> **Records supplied**
+++

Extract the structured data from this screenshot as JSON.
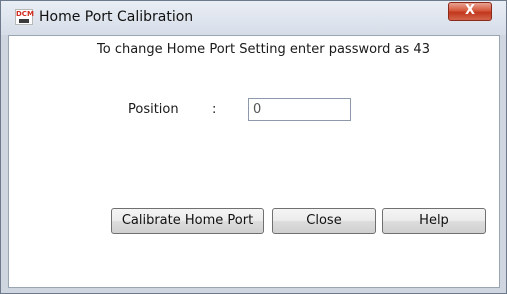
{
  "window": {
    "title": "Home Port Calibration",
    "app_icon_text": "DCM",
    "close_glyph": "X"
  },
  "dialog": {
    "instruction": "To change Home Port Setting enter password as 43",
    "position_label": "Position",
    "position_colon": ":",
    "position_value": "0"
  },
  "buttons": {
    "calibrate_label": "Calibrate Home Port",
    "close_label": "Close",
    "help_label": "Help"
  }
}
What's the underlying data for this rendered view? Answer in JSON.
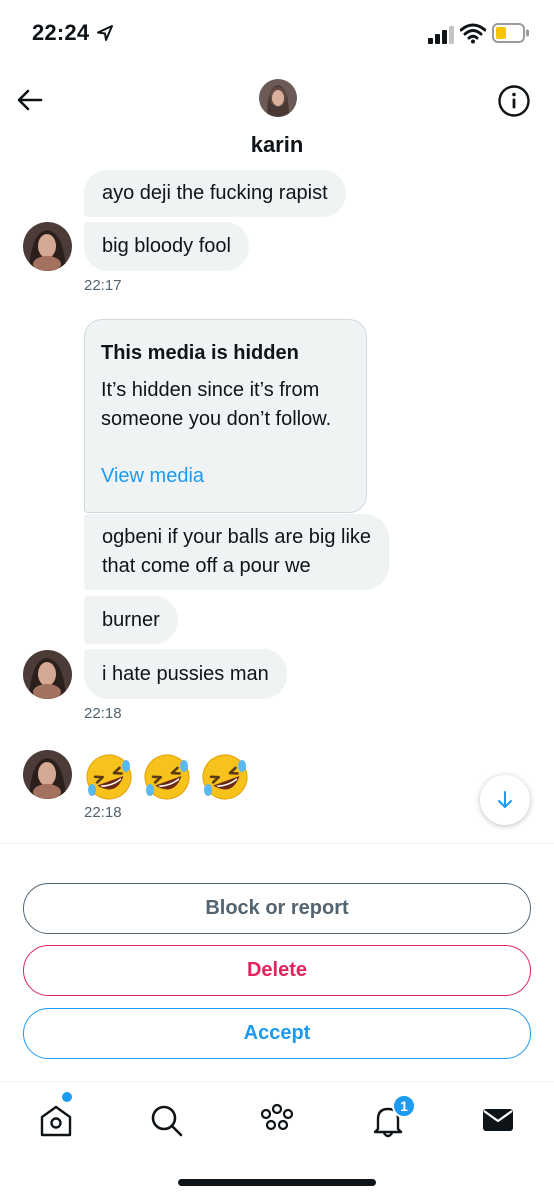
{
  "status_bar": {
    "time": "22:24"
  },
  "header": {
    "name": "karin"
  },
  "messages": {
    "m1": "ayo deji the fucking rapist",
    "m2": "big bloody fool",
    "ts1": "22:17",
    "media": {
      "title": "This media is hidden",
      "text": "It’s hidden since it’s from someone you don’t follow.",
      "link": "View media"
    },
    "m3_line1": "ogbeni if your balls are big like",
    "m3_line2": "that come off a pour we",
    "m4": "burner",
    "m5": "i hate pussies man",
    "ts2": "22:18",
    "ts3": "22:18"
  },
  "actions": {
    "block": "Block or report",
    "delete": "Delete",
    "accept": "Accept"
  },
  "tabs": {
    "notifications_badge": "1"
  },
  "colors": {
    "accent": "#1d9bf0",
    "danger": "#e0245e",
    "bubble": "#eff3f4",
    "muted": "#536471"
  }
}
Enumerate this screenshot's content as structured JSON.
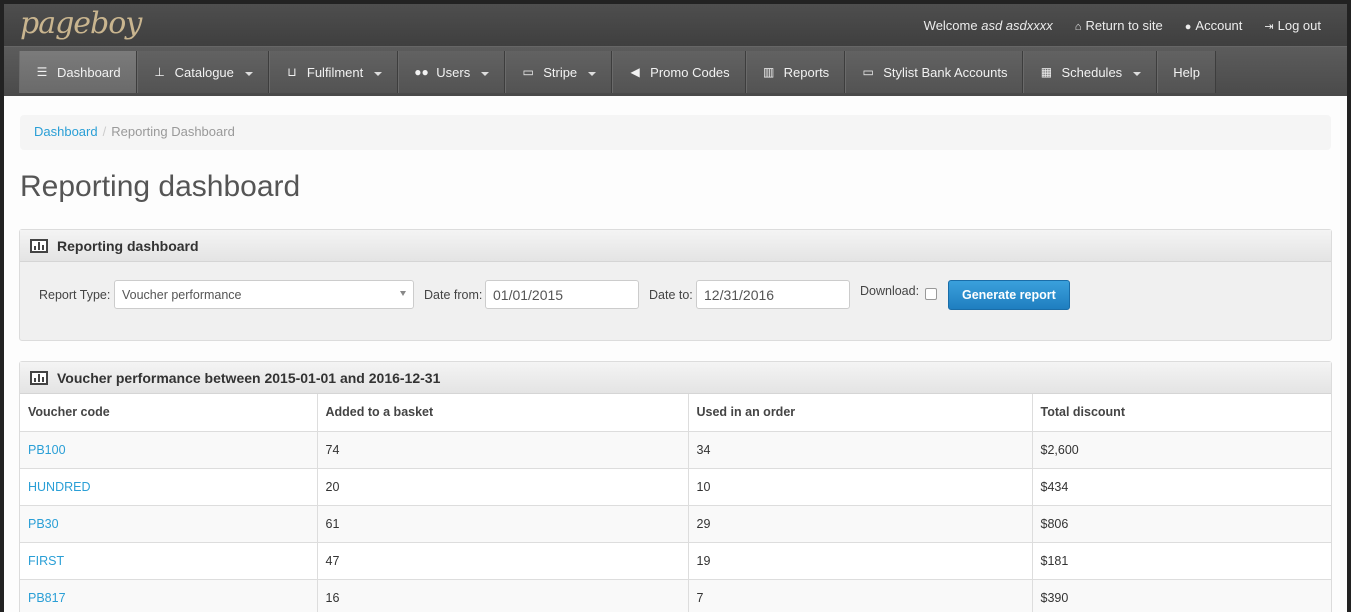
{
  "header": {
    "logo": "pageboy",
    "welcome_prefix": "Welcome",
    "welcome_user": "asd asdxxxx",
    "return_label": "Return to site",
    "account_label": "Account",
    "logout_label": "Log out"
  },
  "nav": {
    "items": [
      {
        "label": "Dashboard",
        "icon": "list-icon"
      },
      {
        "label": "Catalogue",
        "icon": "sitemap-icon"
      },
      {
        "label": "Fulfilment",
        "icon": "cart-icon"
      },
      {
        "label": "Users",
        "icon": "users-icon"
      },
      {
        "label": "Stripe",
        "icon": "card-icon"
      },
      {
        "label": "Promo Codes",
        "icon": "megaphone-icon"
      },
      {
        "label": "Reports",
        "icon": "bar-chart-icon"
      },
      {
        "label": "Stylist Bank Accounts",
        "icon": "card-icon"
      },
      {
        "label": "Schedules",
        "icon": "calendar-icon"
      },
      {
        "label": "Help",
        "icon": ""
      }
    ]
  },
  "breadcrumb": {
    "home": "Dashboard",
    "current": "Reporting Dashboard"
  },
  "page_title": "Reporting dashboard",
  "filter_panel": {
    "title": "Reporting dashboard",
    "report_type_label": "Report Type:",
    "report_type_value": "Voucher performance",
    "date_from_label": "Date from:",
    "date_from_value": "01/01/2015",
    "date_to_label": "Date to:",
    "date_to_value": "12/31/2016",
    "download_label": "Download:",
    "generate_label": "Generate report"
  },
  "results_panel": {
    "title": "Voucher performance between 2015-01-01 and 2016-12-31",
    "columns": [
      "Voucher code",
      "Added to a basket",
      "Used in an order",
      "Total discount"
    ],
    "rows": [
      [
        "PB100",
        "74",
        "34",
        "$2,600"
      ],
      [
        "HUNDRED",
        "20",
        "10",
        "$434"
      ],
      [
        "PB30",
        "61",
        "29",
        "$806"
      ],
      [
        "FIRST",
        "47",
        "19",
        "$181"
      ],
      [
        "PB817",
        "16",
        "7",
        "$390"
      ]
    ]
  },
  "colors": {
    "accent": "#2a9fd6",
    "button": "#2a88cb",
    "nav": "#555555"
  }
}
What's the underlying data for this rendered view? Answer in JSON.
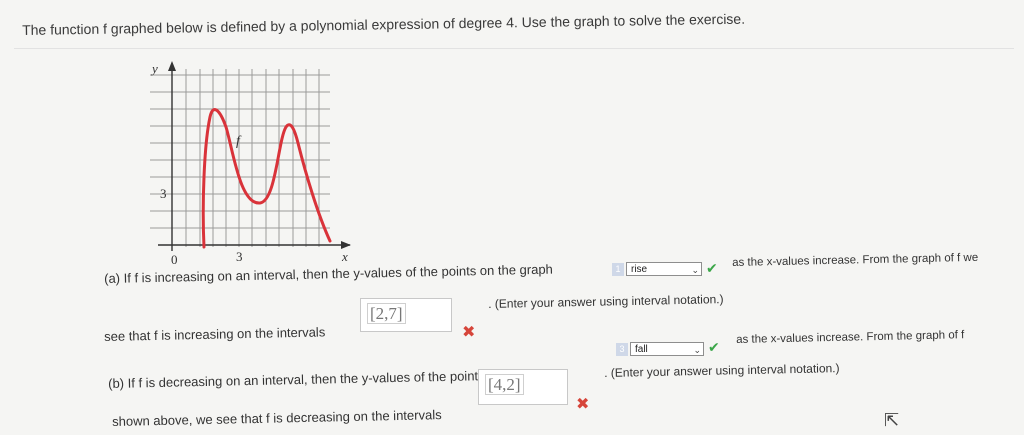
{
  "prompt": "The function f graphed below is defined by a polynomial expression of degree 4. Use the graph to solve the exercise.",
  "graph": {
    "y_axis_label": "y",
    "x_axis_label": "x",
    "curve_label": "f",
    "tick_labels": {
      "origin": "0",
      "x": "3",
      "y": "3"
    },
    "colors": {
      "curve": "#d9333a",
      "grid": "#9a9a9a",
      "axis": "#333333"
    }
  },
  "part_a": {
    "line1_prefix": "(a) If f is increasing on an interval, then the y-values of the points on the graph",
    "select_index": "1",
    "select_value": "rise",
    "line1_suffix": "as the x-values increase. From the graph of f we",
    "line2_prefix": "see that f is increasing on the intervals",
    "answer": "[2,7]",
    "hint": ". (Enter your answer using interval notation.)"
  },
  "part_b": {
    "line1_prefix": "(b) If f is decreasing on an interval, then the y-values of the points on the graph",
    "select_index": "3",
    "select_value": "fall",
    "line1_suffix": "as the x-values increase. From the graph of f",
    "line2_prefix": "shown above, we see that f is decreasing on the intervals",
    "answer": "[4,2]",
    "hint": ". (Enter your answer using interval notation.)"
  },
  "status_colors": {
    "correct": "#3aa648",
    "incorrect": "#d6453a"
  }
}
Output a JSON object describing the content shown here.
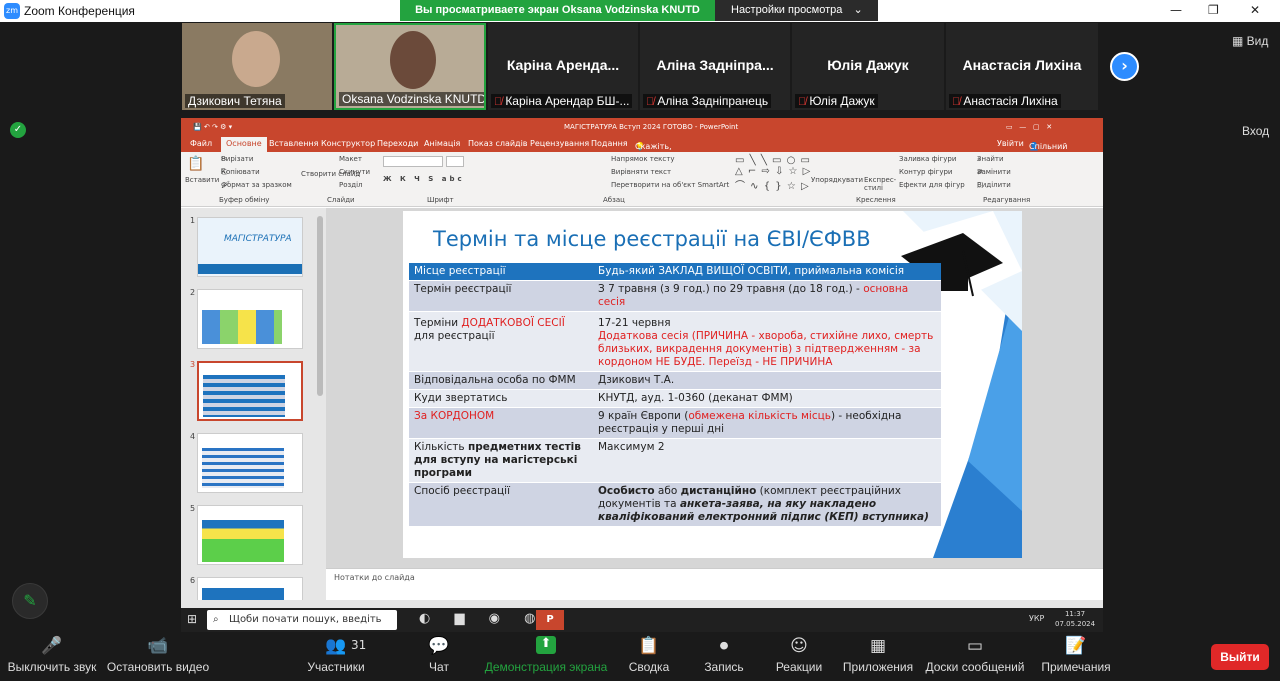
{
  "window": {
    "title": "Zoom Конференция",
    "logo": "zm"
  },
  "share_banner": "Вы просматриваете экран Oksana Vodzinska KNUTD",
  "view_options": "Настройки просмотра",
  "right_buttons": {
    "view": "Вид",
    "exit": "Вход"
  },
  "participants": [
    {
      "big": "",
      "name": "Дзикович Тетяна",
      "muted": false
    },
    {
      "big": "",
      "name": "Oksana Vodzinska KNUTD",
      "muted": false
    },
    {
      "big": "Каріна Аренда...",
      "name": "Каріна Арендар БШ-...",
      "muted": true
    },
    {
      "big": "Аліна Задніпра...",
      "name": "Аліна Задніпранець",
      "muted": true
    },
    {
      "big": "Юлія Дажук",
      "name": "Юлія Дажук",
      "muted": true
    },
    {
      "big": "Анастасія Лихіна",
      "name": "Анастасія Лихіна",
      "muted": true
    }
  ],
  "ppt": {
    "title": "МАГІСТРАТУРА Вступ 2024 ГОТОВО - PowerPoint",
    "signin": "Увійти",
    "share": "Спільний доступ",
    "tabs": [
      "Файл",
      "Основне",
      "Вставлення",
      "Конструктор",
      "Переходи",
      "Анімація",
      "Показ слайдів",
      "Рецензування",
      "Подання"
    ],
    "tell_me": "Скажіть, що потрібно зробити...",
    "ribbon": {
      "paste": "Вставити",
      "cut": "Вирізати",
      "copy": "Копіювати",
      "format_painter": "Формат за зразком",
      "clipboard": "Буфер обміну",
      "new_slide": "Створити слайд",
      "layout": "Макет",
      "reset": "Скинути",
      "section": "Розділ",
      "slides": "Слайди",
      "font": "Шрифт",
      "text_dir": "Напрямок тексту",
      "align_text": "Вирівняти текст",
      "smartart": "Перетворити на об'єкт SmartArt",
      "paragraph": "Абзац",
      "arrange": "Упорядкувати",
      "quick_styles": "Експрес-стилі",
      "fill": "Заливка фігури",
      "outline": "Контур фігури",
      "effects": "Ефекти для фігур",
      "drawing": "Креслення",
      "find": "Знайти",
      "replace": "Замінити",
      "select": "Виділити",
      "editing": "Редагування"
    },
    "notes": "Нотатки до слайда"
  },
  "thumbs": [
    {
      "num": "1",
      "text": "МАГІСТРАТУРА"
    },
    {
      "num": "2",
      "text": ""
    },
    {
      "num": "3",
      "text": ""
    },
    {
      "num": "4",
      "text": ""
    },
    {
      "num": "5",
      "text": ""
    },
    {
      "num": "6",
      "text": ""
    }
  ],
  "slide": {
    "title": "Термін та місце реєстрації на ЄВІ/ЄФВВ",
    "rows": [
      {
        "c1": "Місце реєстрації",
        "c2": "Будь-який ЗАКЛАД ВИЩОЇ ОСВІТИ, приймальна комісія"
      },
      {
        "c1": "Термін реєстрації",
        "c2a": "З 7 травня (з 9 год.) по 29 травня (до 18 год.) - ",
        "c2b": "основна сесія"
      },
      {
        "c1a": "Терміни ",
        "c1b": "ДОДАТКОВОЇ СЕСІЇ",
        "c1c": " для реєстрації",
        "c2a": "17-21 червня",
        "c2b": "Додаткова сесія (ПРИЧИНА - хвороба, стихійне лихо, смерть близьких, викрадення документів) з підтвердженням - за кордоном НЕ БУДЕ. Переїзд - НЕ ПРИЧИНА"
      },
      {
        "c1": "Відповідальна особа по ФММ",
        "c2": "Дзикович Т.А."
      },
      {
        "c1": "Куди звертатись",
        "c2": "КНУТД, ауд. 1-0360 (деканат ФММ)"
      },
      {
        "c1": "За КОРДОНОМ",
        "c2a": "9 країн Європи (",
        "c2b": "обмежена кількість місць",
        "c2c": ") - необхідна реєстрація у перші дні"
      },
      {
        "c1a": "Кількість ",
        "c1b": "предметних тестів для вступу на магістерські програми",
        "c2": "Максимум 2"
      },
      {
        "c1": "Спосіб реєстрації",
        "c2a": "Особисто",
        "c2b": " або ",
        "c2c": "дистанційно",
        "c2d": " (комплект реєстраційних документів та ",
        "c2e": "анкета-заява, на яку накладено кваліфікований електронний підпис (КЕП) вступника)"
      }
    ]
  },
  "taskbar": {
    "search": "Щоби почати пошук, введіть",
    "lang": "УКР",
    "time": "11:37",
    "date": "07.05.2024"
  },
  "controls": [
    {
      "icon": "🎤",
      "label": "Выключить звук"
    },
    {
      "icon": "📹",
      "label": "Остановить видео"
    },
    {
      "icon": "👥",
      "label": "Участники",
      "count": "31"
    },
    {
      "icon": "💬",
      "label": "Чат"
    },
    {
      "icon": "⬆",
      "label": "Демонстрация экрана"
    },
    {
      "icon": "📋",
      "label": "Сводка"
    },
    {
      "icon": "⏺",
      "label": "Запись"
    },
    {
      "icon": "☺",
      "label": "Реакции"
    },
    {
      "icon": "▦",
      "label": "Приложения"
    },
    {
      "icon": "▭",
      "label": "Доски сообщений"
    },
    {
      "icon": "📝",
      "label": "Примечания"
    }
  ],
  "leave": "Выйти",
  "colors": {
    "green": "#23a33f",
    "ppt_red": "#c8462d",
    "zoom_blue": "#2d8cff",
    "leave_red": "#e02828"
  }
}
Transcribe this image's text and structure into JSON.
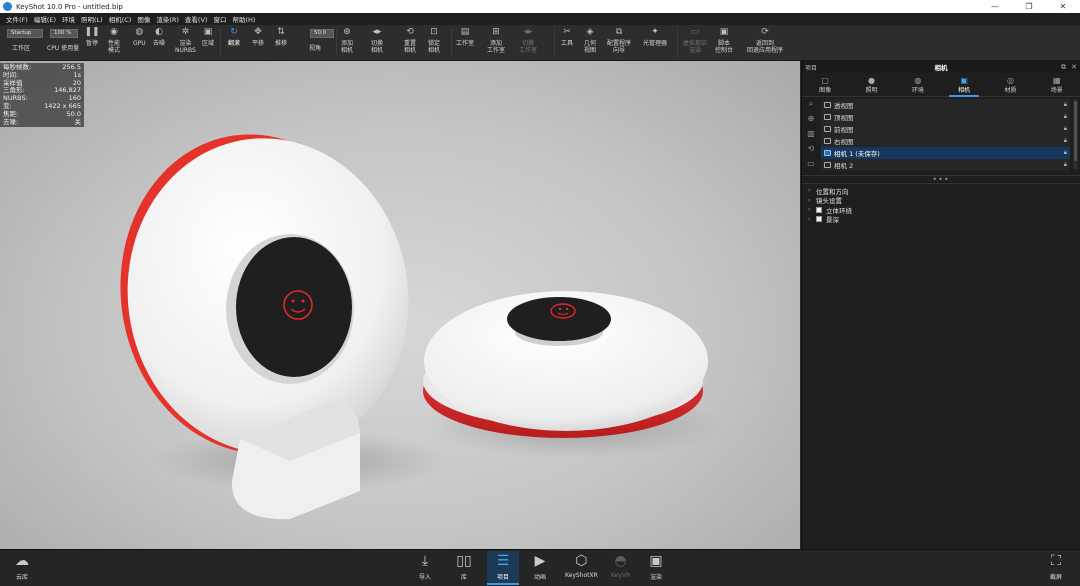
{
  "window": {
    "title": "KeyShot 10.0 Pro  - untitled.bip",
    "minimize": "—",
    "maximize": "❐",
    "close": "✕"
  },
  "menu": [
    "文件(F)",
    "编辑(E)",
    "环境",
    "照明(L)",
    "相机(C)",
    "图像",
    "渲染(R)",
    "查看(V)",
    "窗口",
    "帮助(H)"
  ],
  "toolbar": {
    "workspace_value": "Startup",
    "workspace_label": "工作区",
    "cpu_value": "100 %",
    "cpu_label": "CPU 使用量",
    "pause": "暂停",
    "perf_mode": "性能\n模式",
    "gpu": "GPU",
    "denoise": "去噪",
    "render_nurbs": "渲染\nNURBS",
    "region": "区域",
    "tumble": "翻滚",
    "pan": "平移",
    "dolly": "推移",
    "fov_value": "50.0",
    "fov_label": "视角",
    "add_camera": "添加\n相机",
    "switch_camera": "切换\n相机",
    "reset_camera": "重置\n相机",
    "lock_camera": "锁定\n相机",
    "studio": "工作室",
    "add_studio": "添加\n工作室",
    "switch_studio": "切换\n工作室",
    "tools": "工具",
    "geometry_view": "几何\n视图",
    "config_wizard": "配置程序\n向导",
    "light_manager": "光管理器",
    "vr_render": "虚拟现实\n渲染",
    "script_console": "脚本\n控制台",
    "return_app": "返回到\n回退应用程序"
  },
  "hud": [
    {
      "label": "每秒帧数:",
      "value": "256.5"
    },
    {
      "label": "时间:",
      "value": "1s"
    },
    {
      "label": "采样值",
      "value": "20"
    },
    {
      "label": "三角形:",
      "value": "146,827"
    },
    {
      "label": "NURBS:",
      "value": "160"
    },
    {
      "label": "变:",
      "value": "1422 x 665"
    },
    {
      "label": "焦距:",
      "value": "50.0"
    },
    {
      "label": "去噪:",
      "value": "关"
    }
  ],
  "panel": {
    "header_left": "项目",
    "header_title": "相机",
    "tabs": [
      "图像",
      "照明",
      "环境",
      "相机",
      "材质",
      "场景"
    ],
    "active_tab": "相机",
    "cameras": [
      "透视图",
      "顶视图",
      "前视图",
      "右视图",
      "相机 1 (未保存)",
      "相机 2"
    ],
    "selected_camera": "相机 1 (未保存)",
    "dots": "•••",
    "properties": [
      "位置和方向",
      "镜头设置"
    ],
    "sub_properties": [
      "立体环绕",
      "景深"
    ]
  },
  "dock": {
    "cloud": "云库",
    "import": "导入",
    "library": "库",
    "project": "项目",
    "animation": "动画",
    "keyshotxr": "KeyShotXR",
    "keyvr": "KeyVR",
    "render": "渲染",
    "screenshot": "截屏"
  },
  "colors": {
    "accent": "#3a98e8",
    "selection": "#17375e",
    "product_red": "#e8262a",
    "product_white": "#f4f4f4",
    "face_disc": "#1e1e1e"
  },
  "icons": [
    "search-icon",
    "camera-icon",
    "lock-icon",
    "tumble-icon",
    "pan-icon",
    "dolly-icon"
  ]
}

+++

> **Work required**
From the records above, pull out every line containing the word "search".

> **Written answer**
    "search": "Щоби почати пошук, введіть",
    "search-icon",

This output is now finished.